▶ Task prompt: Which lines in the records below contain the word "Giardino"? Return each of them.

[[ Extracted records, beginning ]]

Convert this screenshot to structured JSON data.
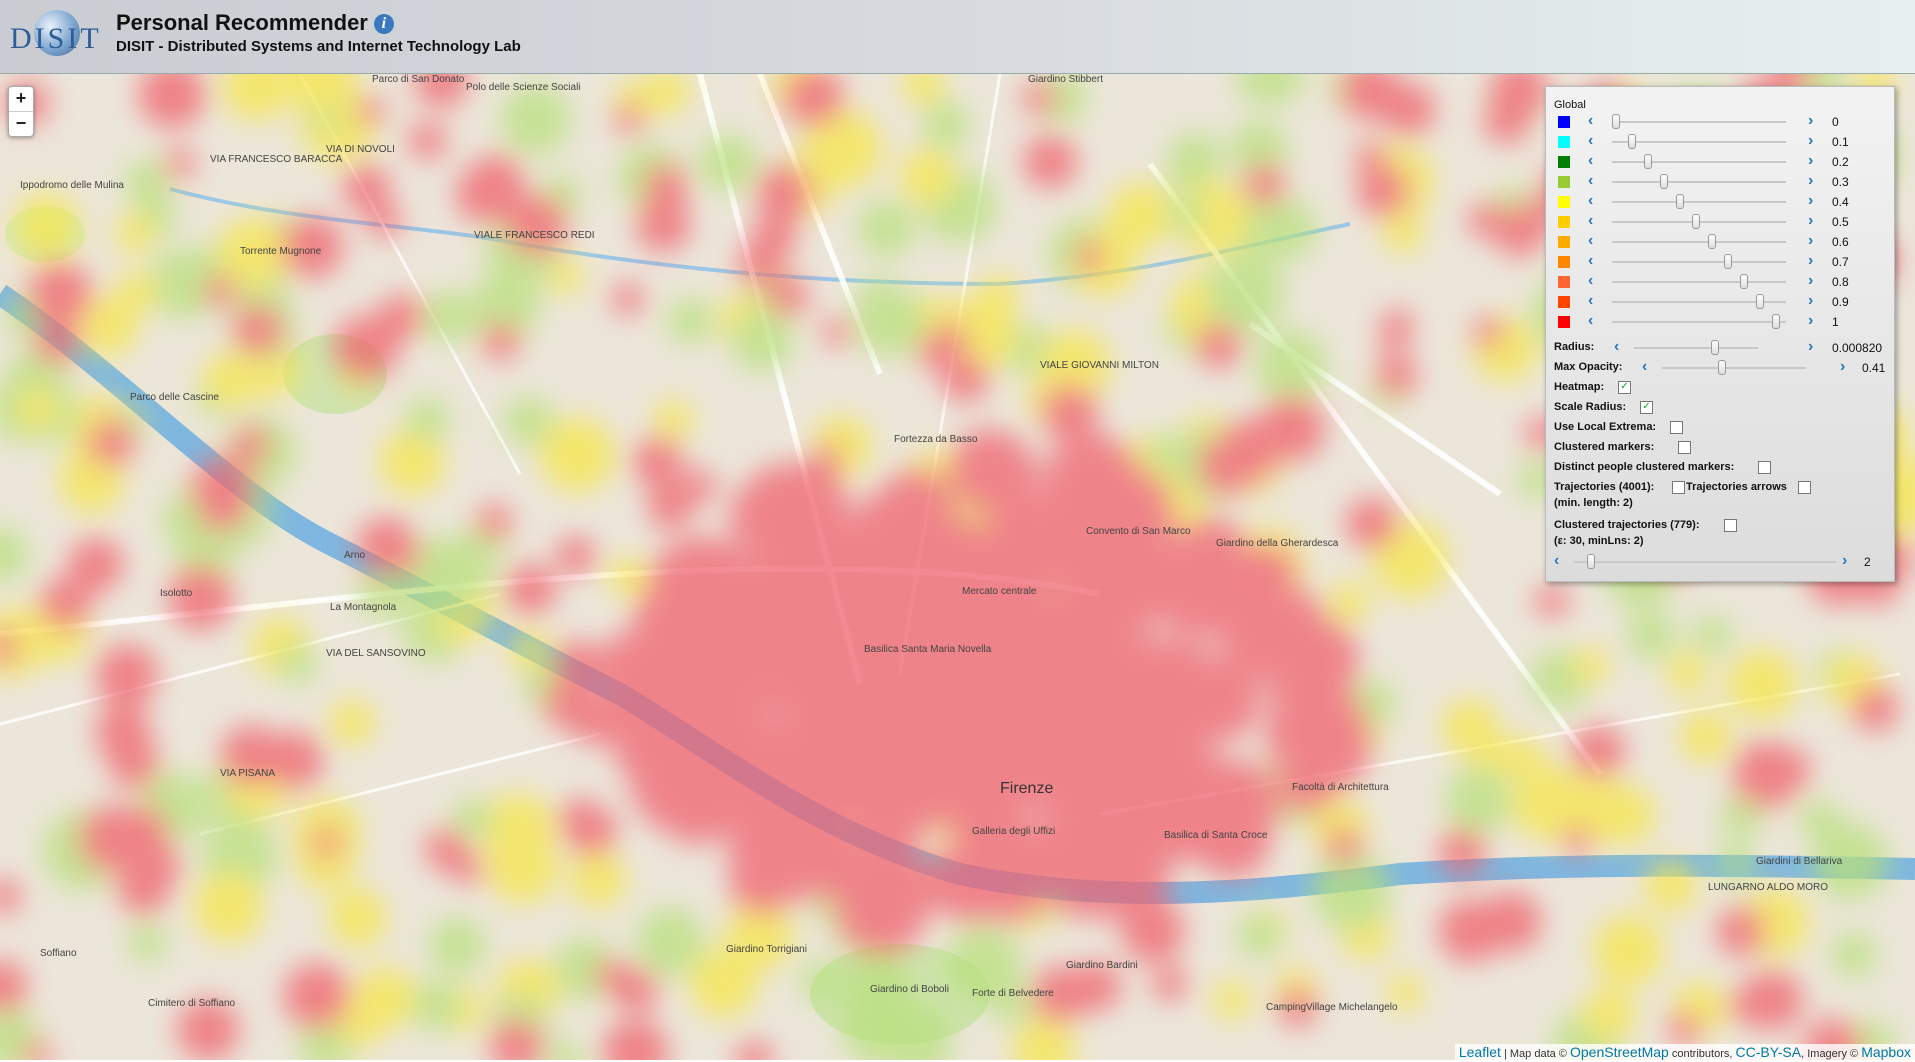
{
  "header": {
    "logo_text": "DISIT",
    "title": "Personal Recommender",
    "info_icon": "i",
    "subtitle": "DISIT - Distributed Systems and Internet Technology Lab"
  },
  "zoom": {
    "in": "+",
    "out": "−"
  },
  "panel": {
    "title": "Global",
    "gradient": [
      {
        "color": "#0000ff",
        "value": "0",
        "level": 0.0
      },
      {
        "color": "#00ffff",
        "value": "0.1",
        "level": 0.1
      },
      {
        "color": "#008000",
        "value": "0.2",
        "level": 0.2
      },
      {
        "color": "#99cc33",
        "value": "0.3",
        "level": 0.3
      },
      {
        "color": "#ffff00",
        "value": "0.4",
        "level": 0.4
      },
      {
        "color": "#ffcc00",
        "value": "0.5",
        "level": 0.5
      },
      {
        "color": "#ffaa00",
        "value": "0.6",
        "level": 0.6
      },
      {
        "color": "#ff8800",
        "value": "0.7",
        "level": 0.7
      },
      {
        "color": "#ff6633",
        "value": "0.8",
        "level": 0.8
      },
      {
        "color": "#ff4400",
        "value": "0.9",
        "level": 0.9
      },
      {
        "color": "#ff0000",
        "value": "1",
        "level": 1.0
      }
    ],
    "radius": {
      "label": "Radius:",
      "value": "0.000820",
      "level": 0.66
    },
    "max_opacity": {
      "label": "Max Opacity:",
      "value": "0.41",
      "level": 0.41
    },
    "checks": [
      {
        "label": "Heatmap:",
        "checked": true
      },
      {
        "label": "Scale Radius:",
        "checked": true
      },
      {
        "label": "Use Local Extrema:",
        "checked": false
      },
      {
        "label": "Clustered markers:",
        "checked": false
      },
      {
        "label": "Distinct people clustered markers:",
        "checked": false
      }
    ],
    "trajectories": {
      "label": "Trajectories (4001):",
      "arrows_label": "Trajectories arrows",
      "min_length": "(min. length: 2)"
    },
    "clustered_trajectories": {
      "label": "Clustered trajectories (779):",
      "params": "(ε: 30, minLns: 2)",
      "value": "2",
      "level": 0.05
    }
  },
  "map_labels": [
    "Polo delle Scienze Sociali",
    "Parco di San Donato",
    "Giardino Stibbert",
    "VIA DI NOVOLI",
    "VIA FRANCESCO BARACCA",
    "VIALE FRANCESCO REDI",
    "Ippodromo delle Mulina",
    "Parco delle Cascine",
    "Fortezza da Basso",
    "Mercato centrale",
    "Basilica Santa Maria Novella",
    "Convento di San Marco",
    "Giardino della Gherardesca",
    "Firenze",
    "Galleria degli Uffizi",
    "Basilica di Santa Croce",
    "Facoltà di Architettura",
    "Giardino di Boboli",
    "Forte di Belvedere",
    "Giardino Bardini",
    "Giardino Torrigiani",
    "Isolotto",
    "La Montagnola",
    "Soffiano",
    "Cimitero di Soffiano",
    "CampingVillage Michelangelo",
    "Giardini di Bellariva",
    "Torrente Mugnone",
    "Arno",
    "VIA PISANA",
    "VIA DEL SANSOVINO",
    "LUNGARNO ALDO MORO",
    "VIALE GIOVANNI MILTON"
  ],
  "attribution": {
    "leaflet": "Leaflet",
    "map_data": "| Map data ©",
    "osm": "OpenStreetMap",
    "contributors": "contributors,",
    "license": "CC-BY-SA",
    "imagery": ", Imagery ©",
    "mapbox": "Mapbox"
  }
}
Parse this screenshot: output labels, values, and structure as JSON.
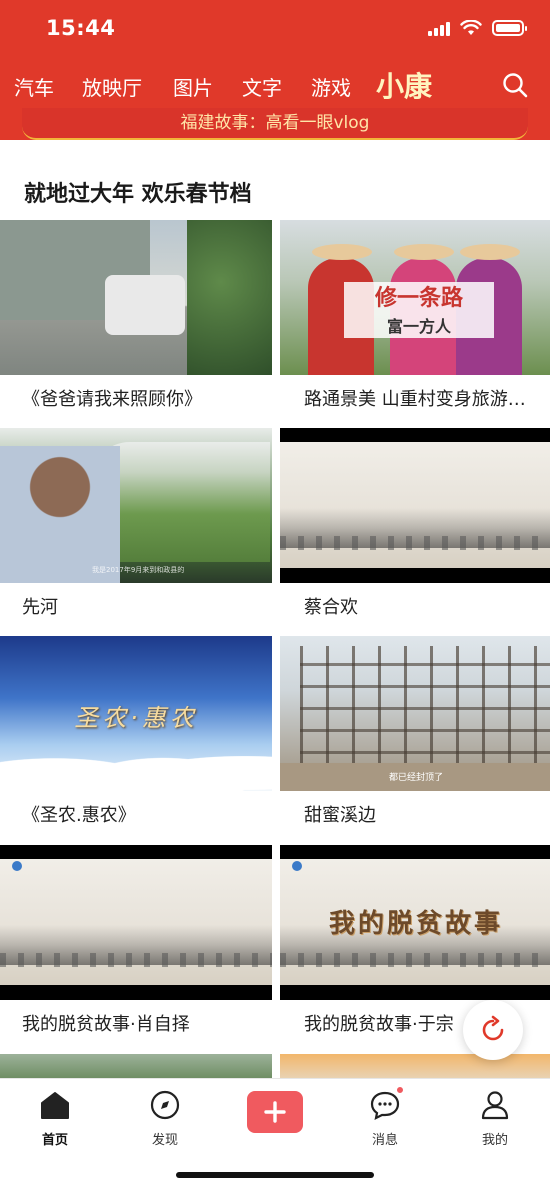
{
  "status_bar": {
    "time": "15:44"
  },
  "nav": {
    "items": [
      "汽车",
      "放映厅",
      "图片",
      "文字",
      "游戏",
      "小康"
    ],
    "active_index": 5,
    "search_icon": "search-icon"
  },
  "banner": {
    "text": "福建故事：高看一眼vlog"
  },
  "section": {
    "title": "就地过大年 欢乐春节档"
  },
  "videos": [
    {
      "title": "《爸爸请我来照顾你》"
    },
    {
      "title": "路通景美 山重村变身旅游…",
      "overlay_line1": "修一条路",
      "overlay_line2": "富一方人"
    },
    {
      "title": "先河",
      "subtitle": "我是2017年9月来到和政县的"
    },
    {
      "title": "蔡合欢"
    },
    {
      "title": "《圣农.惠农》",
      "overlay": "圣农·惠农"
    },
    {
      "title": "甜蜜溪边",
      "subtitle": "都已经封顶了"
    },
    {
      "title": "我的脱贫故事·肖自择"
    },
    {
      "title": "我的脱贫故事·于宗",
      "overlay": "我的脱贫故事"
    }
  ],
  "tabs": [
    {
      "label": "首页",
      "icon": "home-icon",
      "active": true
    },
    {
      "label": "发现",
      "icon": "compass-icon",
      "active": false
    },
    {
      "label": "",
      "icon": "plus-icon",
      "active": false
    },
    {
      "label": "消息",
      "icon": "message-icon",
      "active": false,
      "badge": true
    },
    {
      "label": "我的",
      "icon": "user-icon",
      "active": false
    }
  ],
  "colors": {
    "brand_red": "#e0392a",
    "accent_gold": "#fff4c0",
    "add_button": "#f05a5f"
  }
}
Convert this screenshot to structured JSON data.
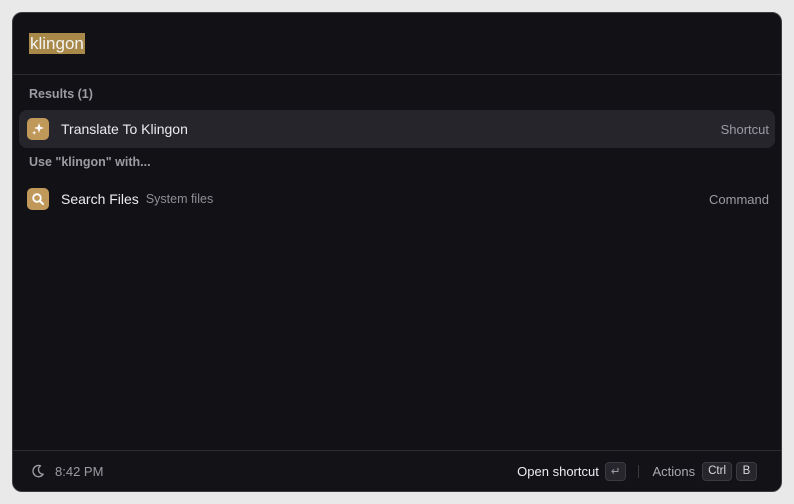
{
  "search": {
    "query": "klingon"
  },
  "sections": {
    "results_title": "Results (1)",
    "fallback_title": "Use \"klingon\" with..."
  },
  "items": [
    {
      "title": "Translate To Klingon",
      "subtitle": "",
      "accessory": "Shortcut",
      "icon": "sparkles-icon",
      "selected": true
    },
    {
      "title": "Search Files",
      "subtitle": "System files",
      "accessory": "Command",
      "icon": "search-icon",
      "selected": false
    }
  ],
  "footer": {
    "time": "8:42 PM",
    "primary_action": "Open shortcut",
    "enter_key": "↵",
    "actions_label": "Actions",
    "key_ctrl": "Ctrl",
    "key_b": "B"
  },
  "colors": {
    "background": "#121216",
    "accent": "#c0985a",
    "selection_highlight": "#a8894a",
    "selected_row": "#25252b"
  }
}
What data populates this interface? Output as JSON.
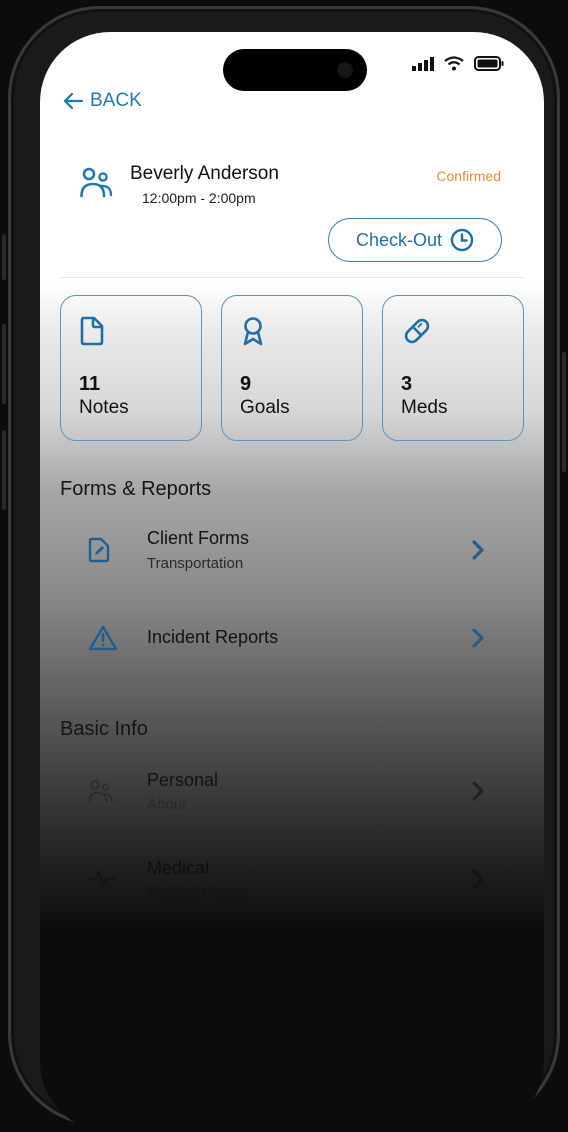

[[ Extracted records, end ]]

▶ Solution for this task:
    "Giardino Stibbert",
    "Giardino della Gherardesca",
    "Giardino di Boboli",
    "Giardino Bardini",
    "Giardino Torrigiani",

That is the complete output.